Urbanization substantially changes the physicochemical and biological characteristics of streams. The trajectory of negative effect is broadly similar around the world, but the nature and magnitude of ecological responses to urban growth differ among locations. Some heterogeneity in response arises from differences in the level of urban development and attributes of urban water management. However, the heterogeneity also may arise from variation in hydrologic, biological, and physicochemical templates that shaped stream ecosystems before urban development. We present a framework to develop hypotheses that predict how natural watershed and channel attributes in the pre-urban-development state may confer ecological resistance to urbanization. We present 6 testable hypotheses that explore the expression of such attributes under our framework: 1) greater water storage capacity mitigates hydrologic regime shifts, 2) coarse substrates and a balance between erosive forces and sediment supply buffer morphological changes, 3) naturally high ionic concentrations and pH pre-adapt biota to water-quality stress, 4) metapopulation connectivity results in retention of species richness, 5) high functional redundancy buffers trophic function from species loss, and 6) landuse history mutes or reverses the expected trajectory of eutrophication. Data from past comparative analyses support these hypotheses, but rigorous testing will require targeted investigations that account for confounding or interacting factors, such as diversity in urban infrastructure attributes. Improved understanding of the susceptibility or resistance of stream ecosystems could substantially strengthen conservation, management, and monitoring efforts in urban streams. We hope that these preliminary, conceptual hypotheses will encourage others to explore these ideas further and generate additional explanations for the heterogeneity observed in urban streams.

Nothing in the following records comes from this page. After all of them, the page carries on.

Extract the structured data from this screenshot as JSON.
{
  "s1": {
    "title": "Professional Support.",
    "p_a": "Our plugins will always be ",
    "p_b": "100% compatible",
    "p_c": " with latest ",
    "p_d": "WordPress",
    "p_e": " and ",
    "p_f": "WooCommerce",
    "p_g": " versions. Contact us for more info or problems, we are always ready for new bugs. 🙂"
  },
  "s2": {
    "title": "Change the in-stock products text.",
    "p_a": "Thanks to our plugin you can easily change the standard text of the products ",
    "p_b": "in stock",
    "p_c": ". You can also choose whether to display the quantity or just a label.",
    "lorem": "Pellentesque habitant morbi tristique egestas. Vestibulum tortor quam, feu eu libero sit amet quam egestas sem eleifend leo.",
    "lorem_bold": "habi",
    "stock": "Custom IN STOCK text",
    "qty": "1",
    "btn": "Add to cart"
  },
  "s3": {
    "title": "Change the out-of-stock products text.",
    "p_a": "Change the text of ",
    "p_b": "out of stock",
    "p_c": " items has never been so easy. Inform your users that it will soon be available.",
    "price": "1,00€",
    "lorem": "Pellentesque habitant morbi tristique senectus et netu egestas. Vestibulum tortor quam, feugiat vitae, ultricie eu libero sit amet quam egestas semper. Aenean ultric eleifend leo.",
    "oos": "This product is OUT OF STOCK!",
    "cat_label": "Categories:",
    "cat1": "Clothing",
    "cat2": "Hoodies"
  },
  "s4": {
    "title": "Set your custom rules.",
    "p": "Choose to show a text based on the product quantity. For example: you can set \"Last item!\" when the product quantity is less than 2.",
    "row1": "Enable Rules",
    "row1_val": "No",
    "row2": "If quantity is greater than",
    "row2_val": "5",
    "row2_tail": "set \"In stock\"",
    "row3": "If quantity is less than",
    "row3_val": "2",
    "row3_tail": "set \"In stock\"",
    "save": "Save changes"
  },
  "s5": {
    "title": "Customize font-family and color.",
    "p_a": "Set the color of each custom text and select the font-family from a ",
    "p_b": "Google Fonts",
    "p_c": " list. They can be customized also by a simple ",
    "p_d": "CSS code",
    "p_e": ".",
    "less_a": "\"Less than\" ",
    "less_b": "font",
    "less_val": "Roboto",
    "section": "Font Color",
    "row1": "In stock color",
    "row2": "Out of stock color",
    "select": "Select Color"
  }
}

Ecological resistance in urban streams: the role of natural and legacy attributes
Article published in Elementa: Science of the Anthropocene
Article published in Environmental Science & Technology